Rescuers using their bare hands are trying to rescue at least 57 people buried under a mudslide on the Indonesian island of Java. At least 15 are confirmed to have died.
Survivors say that the earth flowed down a hill in an S shape, making a noise like an explosion. It destroyed homes, offices and a processing plant at a tea plantation near Ciwidey, a village near the city of Bandung.
Hundreds of soldiers and police officers, along with two excavators, bolstered search efforts Wednesday, and 15 bodies had been recovered from the huge mud pile by the afternoon, National Disaster Management Agency spokesman Priyadi Kardono said.
He said another 15 have been injured and that 25 people are believed to have died in the processing plant and offices.
Rescue efforts have been hampered by blocked roads.
Vice-President Boediono and several ministers are expected to visit the scene on Wednesday.
The disaster followed heavy rain on Monday night. Bandung district has recently been hit by some of the worst flooding in eight years, with thousands of people displaced.

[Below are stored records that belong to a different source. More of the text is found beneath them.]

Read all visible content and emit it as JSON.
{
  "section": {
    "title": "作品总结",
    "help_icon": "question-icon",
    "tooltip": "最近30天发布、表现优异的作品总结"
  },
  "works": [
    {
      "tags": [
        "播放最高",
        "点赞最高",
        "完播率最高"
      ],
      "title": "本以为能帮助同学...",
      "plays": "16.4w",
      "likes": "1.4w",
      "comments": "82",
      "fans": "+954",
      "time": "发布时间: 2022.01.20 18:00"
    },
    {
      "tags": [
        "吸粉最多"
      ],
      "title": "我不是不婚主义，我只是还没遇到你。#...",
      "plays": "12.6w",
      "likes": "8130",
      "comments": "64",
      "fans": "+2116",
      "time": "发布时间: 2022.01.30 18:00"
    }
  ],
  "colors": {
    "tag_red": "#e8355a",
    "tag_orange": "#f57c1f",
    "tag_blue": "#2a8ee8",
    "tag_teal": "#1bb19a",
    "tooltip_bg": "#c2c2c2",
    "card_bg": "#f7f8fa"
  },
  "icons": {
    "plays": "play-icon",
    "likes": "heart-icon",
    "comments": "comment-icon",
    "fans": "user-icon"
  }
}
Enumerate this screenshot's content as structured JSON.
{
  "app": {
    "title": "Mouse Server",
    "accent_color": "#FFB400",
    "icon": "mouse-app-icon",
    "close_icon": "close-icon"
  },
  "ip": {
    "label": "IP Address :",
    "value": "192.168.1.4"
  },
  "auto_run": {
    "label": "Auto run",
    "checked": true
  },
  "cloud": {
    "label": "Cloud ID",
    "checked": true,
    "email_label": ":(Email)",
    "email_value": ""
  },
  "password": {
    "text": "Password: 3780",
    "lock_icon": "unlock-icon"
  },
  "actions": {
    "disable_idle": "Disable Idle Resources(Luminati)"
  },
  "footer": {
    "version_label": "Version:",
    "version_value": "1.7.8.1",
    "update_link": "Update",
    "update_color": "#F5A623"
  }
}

Landslides and flooding are common in Indonesia during the rainy season, which peaks between December and February. Illegal logging and unplanned development increase the chances of disaster in rural areas.